The Archaeology of Storytelling
I find it sort of strange and sort of interesting that some events take place in stories because they took place in previous stories and have become sort of weird convention. It's even stranger when these events don't happen naturally in real life. For instance, I've lost count of the number of times someone on TV has magnified a grainy photograph a few hundred times and then 'enhanced' it to reveal an important clue. That might have worked before most of us had either digital cameras or much experience of computers, but surely no one is fooled now. We don't really think that even the most powerful computer can take the three dots on a photo that represent a shiny brass button and reveal a reflection which shows the number plate of the killer's car, do we? Likewise I've mentioned before my surprise at how often I see a 'binary explosive' on TV. Nothing wrong with the idea of a two-part explosive, any more than there's anything wrong with the idea of a two-part glue, but in movies it's always used as a way to evade detection because the two components are harmless before you mix them. We've all seen it half a dozen times on TV and are probably quite surprised to find it's make believe (which is a problem if you happen to be locked up for planning to make such a thing).
Strangest of all is the Hollywood view that if you show people in a spacecraft floating weightlessly it won't look real, so they're shown in a sort of slow-motion instead which the audience interprets as weightlessness and supposedly finds more convincing. In case I didn't make that clear, I'm saying that real weightlessness is thought to look fake, so Hollywood has invented its own fake weightlessness which apparently looks more real. Check out video footage from shuttle missions if you want to see what I mean; it looks nothing like 2001.
I've even seen B movies with time travel devices in them which feature a little three-pronged dealie-bob like the flux capacitor out of Back to the Future. Of course that could just be an homage, but I doubt it. The last thing most B movies want to do is raise the suspicion that they're lifting their ideas from popular blockbusters - specifically popular blockbusters with enough money to afford scary intellectual property lawyers. No, sad to say, I think it's much more likely that whoever designed these knock-off flux capacitors thinks "that's how time machines look".
Of course lots of weird and unrealistic things that happen over and over in movies happen simply because they're awfully damn handy if you've got a plot to service. And there's a sort of pleasurable frisson of recognition when you have one pointed out to you.
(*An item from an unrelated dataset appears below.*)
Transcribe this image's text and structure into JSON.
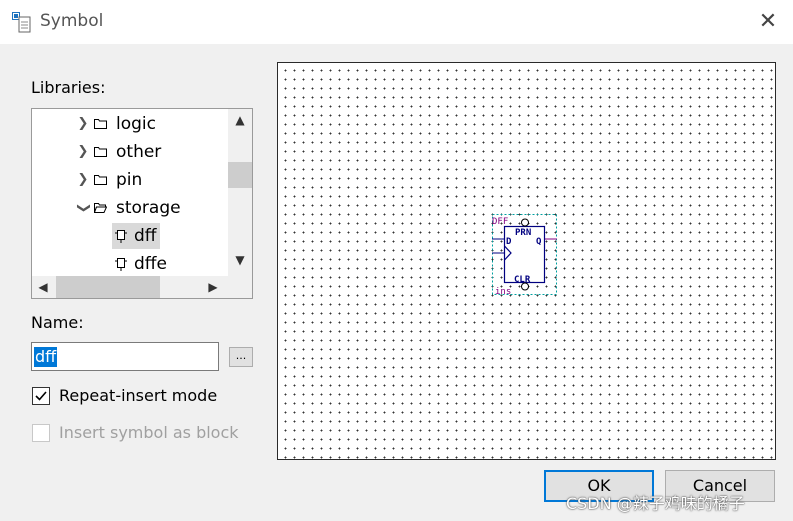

For instance, it is an inviolable law that if anyone in America is murdered, their front door unlocks itself making it easy for the next visitor to discover the body.
If you haven't already read it, Roger Ebert (who's America's Barry Norman) has compiled a highly entertaining collection of them in The Bigger Little Book of Hollywood Cliches and I recommend it.